_Assigned task_
State how many lines in this listing include the word "Appointment", and nothing else.

_Data listing_
☆ ☆ ☆

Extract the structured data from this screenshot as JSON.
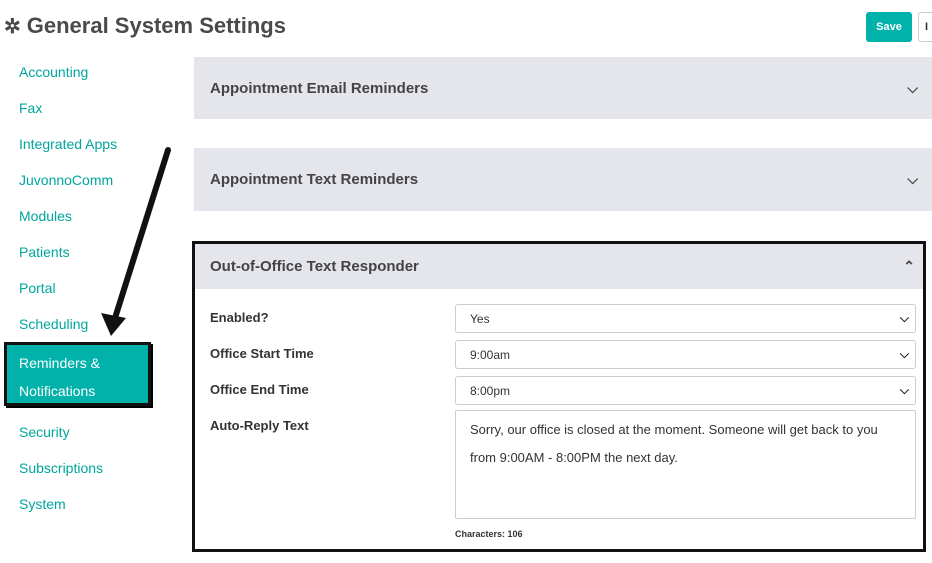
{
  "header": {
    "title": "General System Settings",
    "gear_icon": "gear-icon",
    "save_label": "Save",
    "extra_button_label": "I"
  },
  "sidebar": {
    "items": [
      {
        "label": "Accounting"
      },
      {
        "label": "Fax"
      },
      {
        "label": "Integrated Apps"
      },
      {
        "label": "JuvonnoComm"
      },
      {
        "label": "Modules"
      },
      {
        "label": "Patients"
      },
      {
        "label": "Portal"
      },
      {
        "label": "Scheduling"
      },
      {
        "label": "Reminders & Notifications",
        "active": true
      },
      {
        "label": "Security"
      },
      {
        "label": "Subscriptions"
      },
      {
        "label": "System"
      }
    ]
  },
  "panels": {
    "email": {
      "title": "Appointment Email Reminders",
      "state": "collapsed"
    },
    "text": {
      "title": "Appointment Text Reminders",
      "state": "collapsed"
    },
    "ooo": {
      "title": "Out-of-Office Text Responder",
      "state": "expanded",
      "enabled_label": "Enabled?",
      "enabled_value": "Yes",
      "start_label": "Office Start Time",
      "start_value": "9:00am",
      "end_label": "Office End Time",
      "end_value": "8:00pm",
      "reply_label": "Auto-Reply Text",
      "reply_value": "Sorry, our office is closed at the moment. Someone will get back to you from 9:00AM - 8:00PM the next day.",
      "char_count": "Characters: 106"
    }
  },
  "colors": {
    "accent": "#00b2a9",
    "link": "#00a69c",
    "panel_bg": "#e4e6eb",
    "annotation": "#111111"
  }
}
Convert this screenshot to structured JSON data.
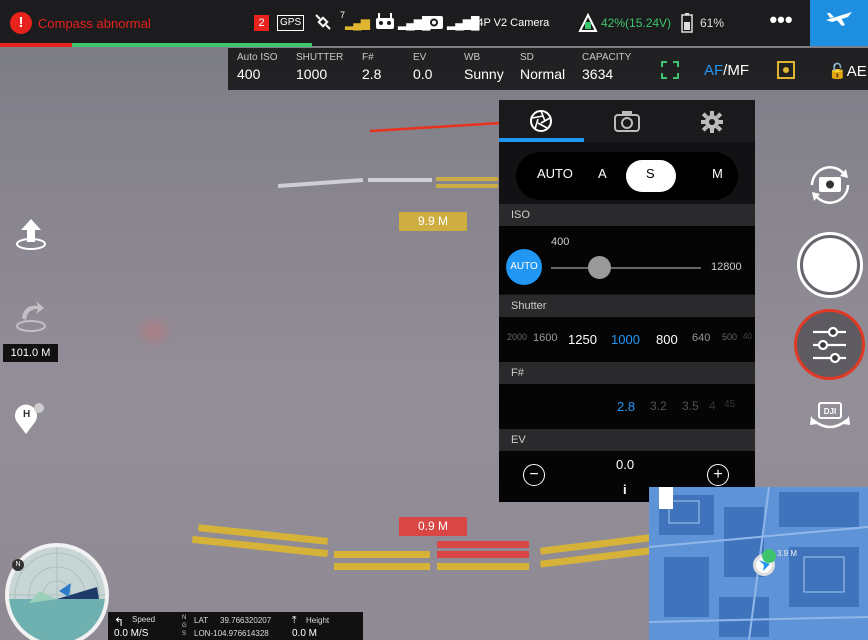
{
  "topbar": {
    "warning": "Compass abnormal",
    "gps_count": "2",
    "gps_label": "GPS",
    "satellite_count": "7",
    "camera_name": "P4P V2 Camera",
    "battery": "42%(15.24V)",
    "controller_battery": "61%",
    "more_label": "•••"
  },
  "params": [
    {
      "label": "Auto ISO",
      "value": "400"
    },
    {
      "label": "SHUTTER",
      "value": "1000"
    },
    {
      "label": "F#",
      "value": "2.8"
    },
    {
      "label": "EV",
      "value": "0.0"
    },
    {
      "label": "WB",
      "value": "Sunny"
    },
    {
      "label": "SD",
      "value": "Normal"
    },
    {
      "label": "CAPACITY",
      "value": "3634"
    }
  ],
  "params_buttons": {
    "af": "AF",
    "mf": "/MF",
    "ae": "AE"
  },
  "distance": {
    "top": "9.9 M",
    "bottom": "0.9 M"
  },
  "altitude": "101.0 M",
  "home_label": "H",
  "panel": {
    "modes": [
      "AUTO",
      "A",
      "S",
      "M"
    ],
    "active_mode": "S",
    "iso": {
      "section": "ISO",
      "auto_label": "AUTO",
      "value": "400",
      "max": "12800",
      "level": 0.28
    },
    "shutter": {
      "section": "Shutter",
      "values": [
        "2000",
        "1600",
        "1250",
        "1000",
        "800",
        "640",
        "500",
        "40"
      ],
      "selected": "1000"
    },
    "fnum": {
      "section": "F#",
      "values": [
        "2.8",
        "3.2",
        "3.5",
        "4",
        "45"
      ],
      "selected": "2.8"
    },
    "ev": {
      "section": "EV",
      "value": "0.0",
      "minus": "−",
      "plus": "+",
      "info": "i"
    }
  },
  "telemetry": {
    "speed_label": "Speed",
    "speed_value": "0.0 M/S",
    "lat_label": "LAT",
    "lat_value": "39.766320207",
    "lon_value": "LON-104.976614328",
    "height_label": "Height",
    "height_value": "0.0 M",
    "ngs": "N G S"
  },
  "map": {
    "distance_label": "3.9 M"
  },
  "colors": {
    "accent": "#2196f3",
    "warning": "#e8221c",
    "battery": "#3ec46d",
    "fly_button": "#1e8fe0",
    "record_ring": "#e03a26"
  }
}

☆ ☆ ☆

_Task solution_
2